Finding the right child custody arrangement is no easy feat. In some cases, the parents will develop a plan that works well the first time around. In others, parents may discover the arrangement does not serve the child well. This can be clear by changes in the child’s behavior or a sudden decline in their academic achievement.

Although it is still early in the school year, parents may already begin to see that their child is not thriving. The following tips can help:

  • Consistency. Try to agree on a schedule. Children are generally successful if they have consistency. Parents can help to foster a consistent environment by having a routine. Parents may agree to have the child come home and complete homework before earning electronic or outdoor play time. Find an arrangement that works best for both parents and the child and do your best to adhere to the plan. Children are also more likely to succeed in school when both households enforce the same bedtime.
  • Transparency. Parents can also increase the likelihood their child will succeed by having clear expectations and communicating these expectations to the child.
  • Communication. It is generally helpful if the parents have open communication with the school and between each other about the child’s progress in school. This can remove any delays and better ensure the child’s needs at school are met in a timely manner.

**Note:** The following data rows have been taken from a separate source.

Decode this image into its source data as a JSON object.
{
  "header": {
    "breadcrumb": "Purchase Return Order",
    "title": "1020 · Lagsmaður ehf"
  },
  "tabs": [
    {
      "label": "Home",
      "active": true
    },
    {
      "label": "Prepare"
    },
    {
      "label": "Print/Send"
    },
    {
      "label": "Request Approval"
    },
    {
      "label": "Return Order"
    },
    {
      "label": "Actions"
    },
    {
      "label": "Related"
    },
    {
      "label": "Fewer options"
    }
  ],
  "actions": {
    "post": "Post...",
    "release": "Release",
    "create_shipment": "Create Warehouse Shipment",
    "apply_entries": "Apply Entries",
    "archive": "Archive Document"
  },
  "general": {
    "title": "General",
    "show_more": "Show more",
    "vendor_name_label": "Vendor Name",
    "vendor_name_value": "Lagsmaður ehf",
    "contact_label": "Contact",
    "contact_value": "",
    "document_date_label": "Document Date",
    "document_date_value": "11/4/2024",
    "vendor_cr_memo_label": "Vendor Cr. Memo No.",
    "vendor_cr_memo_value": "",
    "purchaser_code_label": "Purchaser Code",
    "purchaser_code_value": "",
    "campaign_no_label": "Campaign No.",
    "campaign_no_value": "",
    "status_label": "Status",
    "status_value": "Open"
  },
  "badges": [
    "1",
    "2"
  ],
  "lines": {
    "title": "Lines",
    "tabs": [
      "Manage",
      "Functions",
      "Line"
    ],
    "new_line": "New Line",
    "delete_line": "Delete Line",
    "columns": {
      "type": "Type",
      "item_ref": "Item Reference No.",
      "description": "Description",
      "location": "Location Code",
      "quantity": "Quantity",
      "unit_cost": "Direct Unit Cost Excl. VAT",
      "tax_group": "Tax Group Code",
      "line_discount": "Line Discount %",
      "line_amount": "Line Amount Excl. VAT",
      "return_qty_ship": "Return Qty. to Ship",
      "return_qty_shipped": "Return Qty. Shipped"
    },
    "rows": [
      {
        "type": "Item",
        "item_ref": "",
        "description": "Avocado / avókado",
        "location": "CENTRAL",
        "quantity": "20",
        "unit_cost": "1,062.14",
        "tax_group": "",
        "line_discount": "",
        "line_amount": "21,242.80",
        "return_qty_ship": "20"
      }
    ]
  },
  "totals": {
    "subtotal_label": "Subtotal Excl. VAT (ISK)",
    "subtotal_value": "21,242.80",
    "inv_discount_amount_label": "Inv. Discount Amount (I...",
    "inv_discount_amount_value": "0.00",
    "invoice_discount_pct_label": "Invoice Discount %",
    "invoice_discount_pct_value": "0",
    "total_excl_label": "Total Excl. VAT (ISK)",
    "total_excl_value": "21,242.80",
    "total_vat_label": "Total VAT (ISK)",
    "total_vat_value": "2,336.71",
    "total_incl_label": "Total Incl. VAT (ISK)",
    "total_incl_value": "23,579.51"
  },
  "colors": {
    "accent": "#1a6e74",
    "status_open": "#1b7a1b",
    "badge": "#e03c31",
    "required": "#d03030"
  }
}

If these tips do not help, parents may be wise to consider a modification to the child custody agreement. In certain situations, Michigan courts allow for modification to these agreements. Like most issues involving children, the court will generally apply the best interest of the child standard to determine whether a child custody modification is warranted. An attorney can review your situation and discuss your options.